- [EXERCISE REQUIREMENTS]:
So that nothing is lost, write out all the lines below exactly.

- [RECORDS]:

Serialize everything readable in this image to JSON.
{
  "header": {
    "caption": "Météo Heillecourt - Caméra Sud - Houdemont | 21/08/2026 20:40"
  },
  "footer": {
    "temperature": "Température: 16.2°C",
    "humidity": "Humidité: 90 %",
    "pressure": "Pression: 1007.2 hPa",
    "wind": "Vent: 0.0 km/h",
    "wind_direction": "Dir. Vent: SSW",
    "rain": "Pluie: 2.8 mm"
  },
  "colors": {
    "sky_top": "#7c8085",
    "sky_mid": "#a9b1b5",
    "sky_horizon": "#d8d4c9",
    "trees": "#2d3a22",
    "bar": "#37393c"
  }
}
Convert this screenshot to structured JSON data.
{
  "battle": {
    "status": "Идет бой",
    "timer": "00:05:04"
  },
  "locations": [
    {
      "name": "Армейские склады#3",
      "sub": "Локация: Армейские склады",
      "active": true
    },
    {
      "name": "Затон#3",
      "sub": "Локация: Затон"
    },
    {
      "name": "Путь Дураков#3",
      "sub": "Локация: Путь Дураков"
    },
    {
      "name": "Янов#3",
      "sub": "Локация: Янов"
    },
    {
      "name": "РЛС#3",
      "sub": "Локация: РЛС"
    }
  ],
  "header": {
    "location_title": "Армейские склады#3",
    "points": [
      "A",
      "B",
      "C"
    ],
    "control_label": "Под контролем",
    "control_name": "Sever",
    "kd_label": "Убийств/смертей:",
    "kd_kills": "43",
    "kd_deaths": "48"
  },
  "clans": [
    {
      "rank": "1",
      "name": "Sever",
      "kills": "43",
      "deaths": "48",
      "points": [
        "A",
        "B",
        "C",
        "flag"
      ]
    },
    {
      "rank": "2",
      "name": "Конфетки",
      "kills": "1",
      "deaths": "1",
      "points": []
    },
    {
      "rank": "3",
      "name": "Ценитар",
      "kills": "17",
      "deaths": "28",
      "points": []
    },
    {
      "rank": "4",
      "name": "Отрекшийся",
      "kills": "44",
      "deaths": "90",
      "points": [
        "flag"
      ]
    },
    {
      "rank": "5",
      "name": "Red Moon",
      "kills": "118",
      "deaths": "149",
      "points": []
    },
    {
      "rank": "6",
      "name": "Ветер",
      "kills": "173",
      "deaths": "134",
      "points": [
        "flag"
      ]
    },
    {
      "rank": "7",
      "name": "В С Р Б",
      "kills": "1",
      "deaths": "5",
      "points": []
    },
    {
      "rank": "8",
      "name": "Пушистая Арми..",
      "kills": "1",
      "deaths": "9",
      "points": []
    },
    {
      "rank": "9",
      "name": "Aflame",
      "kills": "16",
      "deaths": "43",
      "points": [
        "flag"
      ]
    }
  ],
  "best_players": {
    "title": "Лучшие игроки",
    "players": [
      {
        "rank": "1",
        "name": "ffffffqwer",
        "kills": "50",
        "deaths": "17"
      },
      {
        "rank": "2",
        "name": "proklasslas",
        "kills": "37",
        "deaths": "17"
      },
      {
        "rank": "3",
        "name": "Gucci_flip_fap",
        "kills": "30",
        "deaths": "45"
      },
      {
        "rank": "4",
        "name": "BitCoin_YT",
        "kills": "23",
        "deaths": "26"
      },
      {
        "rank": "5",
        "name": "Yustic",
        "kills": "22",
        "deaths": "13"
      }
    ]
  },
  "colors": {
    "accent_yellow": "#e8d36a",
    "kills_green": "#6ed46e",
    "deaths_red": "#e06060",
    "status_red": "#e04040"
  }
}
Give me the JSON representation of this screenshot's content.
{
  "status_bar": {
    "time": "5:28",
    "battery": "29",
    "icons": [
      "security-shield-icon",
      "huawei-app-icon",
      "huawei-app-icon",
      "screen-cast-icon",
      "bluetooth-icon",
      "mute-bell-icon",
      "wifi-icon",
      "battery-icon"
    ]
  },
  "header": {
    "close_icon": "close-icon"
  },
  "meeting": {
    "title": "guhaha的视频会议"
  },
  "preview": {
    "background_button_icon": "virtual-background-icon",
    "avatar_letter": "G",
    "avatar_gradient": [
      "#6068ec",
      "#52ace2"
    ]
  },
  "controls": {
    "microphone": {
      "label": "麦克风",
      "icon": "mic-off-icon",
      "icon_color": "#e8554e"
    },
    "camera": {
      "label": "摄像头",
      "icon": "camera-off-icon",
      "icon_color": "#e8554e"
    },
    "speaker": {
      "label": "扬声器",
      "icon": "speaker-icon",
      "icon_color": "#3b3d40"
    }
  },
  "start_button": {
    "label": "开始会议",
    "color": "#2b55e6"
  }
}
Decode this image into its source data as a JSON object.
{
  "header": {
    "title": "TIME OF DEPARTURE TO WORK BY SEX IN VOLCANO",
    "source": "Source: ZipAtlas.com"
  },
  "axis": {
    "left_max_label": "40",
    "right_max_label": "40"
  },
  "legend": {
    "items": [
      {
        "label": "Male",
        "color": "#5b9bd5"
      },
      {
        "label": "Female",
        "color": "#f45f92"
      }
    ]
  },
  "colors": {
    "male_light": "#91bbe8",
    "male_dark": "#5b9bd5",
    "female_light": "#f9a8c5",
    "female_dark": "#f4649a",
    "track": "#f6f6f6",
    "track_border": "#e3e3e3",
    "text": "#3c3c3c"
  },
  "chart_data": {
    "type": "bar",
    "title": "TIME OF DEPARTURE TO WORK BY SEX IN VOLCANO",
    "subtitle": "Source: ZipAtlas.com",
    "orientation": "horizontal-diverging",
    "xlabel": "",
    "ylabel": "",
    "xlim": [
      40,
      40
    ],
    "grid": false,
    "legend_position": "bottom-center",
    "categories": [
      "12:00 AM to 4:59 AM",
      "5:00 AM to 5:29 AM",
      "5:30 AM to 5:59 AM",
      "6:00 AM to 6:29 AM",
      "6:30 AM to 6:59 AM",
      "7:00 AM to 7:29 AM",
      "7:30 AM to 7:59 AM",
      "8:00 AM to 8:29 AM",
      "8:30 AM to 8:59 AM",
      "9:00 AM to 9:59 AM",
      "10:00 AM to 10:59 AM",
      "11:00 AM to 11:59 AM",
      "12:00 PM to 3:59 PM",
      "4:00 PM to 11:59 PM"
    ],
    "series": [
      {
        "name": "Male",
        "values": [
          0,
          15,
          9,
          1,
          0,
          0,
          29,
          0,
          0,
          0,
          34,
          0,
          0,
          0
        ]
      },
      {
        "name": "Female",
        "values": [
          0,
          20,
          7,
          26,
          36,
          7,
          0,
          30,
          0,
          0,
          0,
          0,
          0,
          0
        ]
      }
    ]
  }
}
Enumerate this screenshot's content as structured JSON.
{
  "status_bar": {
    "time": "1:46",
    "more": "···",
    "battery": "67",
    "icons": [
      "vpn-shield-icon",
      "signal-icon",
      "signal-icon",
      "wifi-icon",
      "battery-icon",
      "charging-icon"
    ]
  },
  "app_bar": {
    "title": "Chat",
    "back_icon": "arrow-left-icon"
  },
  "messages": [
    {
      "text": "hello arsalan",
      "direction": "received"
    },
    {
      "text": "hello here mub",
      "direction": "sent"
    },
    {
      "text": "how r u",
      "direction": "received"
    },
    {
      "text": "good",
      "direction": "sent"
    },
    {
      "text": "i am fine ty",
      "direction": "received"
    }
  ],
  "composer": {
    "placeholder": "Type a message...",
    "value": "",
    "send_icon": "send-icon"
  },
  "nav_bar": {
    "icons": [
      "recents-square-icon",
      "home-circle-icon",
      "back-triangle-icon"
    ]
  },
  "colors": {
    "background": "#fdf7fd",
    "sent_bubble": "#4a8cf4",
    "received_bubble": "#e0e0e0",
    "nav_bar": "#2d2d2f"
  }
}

- [RESULT FOR THIS TASK]:
Serialize everything readable in this image to JSON.
{
  "header": {
    "caption": "Météo Heillecourt - Caméra Sud - Houdemont | 21/08/2026 20:40"
  },
  "footer": {
    "temperature": "Température: 16.2°C",
    "humidity": "Humidité: 90 %",
    "pressure": "Pression: 1007.2 hPa",
    "wind": "Vent: 0.0 km/h",
    "wind_direction": "Dir. Vent: SSW",
    "rain": "Pluie: 2.8 mm"
  },
  "colors": {
    "sky_top": "#7c8085",
    "sky_mid": "#a9b1b5",
    "sky_horizon": "#d8d4c9",
    "trees": "#2d3a22",
    "bar": "#37393c"
  }
}
Convert this screenshot to structured JSON data.
{
  "battle": {
    "status": "Идет бой",
    "timer": "00:05:04"
  },
  "locations": [
    {
      "name": "Армейские склады#3",
      "sub": "Локация: Армейские склады",
      "active": true
    },
    {
      "name": "Затон#3",
      "sub": "Локация: Затон"
    },
    {
      "name": "Путь Дураков#3",
      "sub": "Локация: Путь Дураков"
    },
    {
      "name": "Янов#3",
      "sub": "Локация: Янов"
    },
    {
      "name": "РЛС#3",
      "sub": "Локация: РЛС"
    }
  ],
  "header": {
    "location_title": "Армейские склады#3",
    "points": [
      "A",
      "B",
      "C"
    ],
    "control_label": "Под контролем",
    "control_name": "Sever",
    "kd_label": "Убийств/смертей:",
    "kd_kills": "43",
    "kd_deaths": "48"
  },
  "clans": [
    {
      "rank": "1",
      "name": "Sever",
      "kills": "43",
      "deaths": "48",
      "points": [
        "A",
        "B",
        "C",
        "flag"
      ]
    },
    {
      "rank": "2",
      "name": "Конфетки",
      "kills": "1",
      "deaths": "1",
      "points": []
    },
    {
      "rank": "3",
      "name": "Ценитар",
      "kills": "17",
      "deaths": "28",
      "points": []
    },
    {
      "rank": "4",
      "name": "Отрекшийся",
      "kills": "44",
      "deaths": "90",
      "points": [
        "flag"
      ]
    },
    {
      "rank": "5",
      "name": "Red Moon",
      "kills": "118",
      "deaths": "149",
      "points": []
    },
    {
      "rank": "6",
      "name": "Ветер",
      "kills": "173",
      "deaths": "134",
      "points": [
        "flag"
      ]
    },
    {
      "rank": "7",
      "name": "В С Р Б",
      "kills": "1",
      "deaths": "5",
      "points": []
    },
    {
      "rank": "8",
      "name": "Пушистая Арми..",
      "kills": "1",
      "deaths": "9",
      "points": []
    },
    {
      "rank": "9",
      "name": "Aflame",
      "kills": "16",
      "deaths": "43",
      "points": [
        "flag"
      ]
    }
  ],
  "best_players": {
    "title": "Лучшие игроки",
    "players": [
      {
        "rank": "1",
        "name": "ffffffqwer",
        "kills": "50",
        "deaths": "17"
      },
      {
        "rank": "2",
        "name": "proklasslas",
        "kills": "37",
        "deaths": "17"
      },
      {
        "rank": "3",
        "name": "Gucci_flip_fap",
        "kills": "30",
        "deaths": "45"
      },
      {
        "rank": "4",
        "name": "BitCoin_YT",
        "kills": "23",
        "deaths": "26"
      },
      {
        "rank": "5",
        "name": "Yustic",
        "kills": "22",
        "deaths": "13"
      }
    ]
  },
  "colors": {
    "accent_yellow": "#e8d36a",
    "kills_green": "#6ed46e",
    "deaths_red": "#e06060",
    "status_red": "#e04040"
  }
}
Give me the JSON representation of this screenshot's content.
{
  "status_bar": {
    "time": "5:28",
    "battery": "29",
    "icons": [
      "security-shield-icon",
      "huawei-app-icon",
      "huawei-app-icon",
      "screen-cast-icon",
      "bluetooth-icon",
      "mute-bell-icon",
      "wifi-icon",
      "battery-icon"
    ]
  },
  "header": {
    "close_icon": "close-icon"
  },
  "meeting": {
    "title": "guhaha的视频会议"
  },
  "preview": {
    "background_button_icon": "virtual-background-icon",
    "avatar_letter": "G",
    "avatar_gradient": [
      "#6068ec",
      "#52ace2"
    ]
  },
  "controls": {
    "microphone": {
      "label": "麦克风",
      "icon": "mic-off-icon",
      "icon_color": "#e8554e"
    },
    "camera": {
      "label": "摄像头",
      "icon": "camera-off-icon",
      "icon_color": "#e8554e"
    },
    "speaker": {
      "label": "扬声器",
      "icon": "speaker-icon",
      "icon_color": "#3b3d40"
    }
  },
  "start_button": {
    "label": "开始会议",
    "color": "#2b55e6"
  }
}
Decode this image into its source data as a JSON object.
{
  "header": {
    "title": "TIME OF DEPARTURE TO WORK BY SEX IN VOLCANO",
    "source": "Source: ZipAtlas.com"
  },
  "axis": {
    "left_max_label": "40",
    "right_max_label": "40"
  },
  "legend": {
    "items": [
      {
        "label": "Male",
        "color": "#5b9bd5"
      },
      {
        "label": "Female",
        "color": "#f45f92"
      }
    ]
  },
  "colors": {
    "male_light": "#91bbe8",
    "male_dark": "#5b9bd5",
    "female_light": "#f9a8c5",
    "female_dark": "#f4649a",
    "track": "#f6f6f6",
    "track_border": "#e3e3e3",
    "text": "#3c3c3c"
  },
  "chart_data": {
    "type": "bar",
    "title": "TIME OF DEPARTURE TO WORK BY SEX IN VOLCANO",
    "subtitle": "Source: ZipAtlas.com",
    "orientation": "horizontal-diverging",
    "xlabel": "",
    "ylabel": "",
    "xlim": [
      40,
      40
    ],
    "grid": false,
    "legend_position": "bottom-center",
    "categories": [
      "12:00 AM to 4:59 AM",
      "5:00 AM to 5:29 AM",
      "5:30 AM to 5:59 AM",
      "6:00 AM to 6:29 AM",
      "6:30 AM to 6:59 AM",
      "7:00 AM to 7:29 AM",
      "7:30 AM to 7:59 AM",
      "8:00 AM to 8:29 AM",
      "8:30 AM to 8:59 AM",
      "9:00 AM to 9:59 AM",
      "10:00 AM to 10:59 AM",
      "11:00 AM to 11:59 AM",
      "12:00 PM to 3:59 PM",
      "4:00 PM to 11:59 PM"
    ],
    "series": [
      {
        "name": "Male",
        "values": [
          0,
          15,
          9,
          1,
          0,
          0,
          29,
          0,
          0,
          0,
          34,
          0,
          0,
          0
        ]
      },
      {
        "name": "Female",
        "values": [
          0,
          20,
          7,
          26,
          36,
          7,
          0,
          30,
          0,
          0,
          0,
          0,
          0,
          0
        ]
      }
    ]
  }
}
Enumerate this screenshot's content as structured JSON.
{
  "status_bar": {
    "time": "1:46",
    "more": "···",
    "battery": "67",
    "icons": [
      "vpn-shield-icon",
      "signal-icon",
      "signal-icon",
      "wifi-icon",
      "battery-icon",
      "charging-icon"
    ]
  },
  "app_bar": {
    "title": "Chat",
    "back_icon": "arrow-left-icon"
  },
  "messages": [
    {
      "text": "hello arsalan",
      "direction": "received"
    },
    {
      "text": "hello here mub",
      "direction": "sent"
    },
    {
      "text": "how r u",
      "direction": "received"
    },
    {
      "text": "good",
      "direction": "sent"
    },
    {
      "text": "i am fine ty",
      "direction": "received"
    }
  ],
  "composer": {
    "placeholder": "Type a message...",
    "value": "",
    "send_icon": "send-icon"
  },
  "nav_bar": {
    "icons": [
      "recents-square-icon",
      "home-circle-icon",
      "back-triangle-icon"
    ]
  },
  "colors": {
    "background": "#fdf7fd",
    "sent_bubble": "#4a8cf4",
    "received_bubble": "#e0e0e0",
    "nav_bar": "#2d2d2f"
  }
}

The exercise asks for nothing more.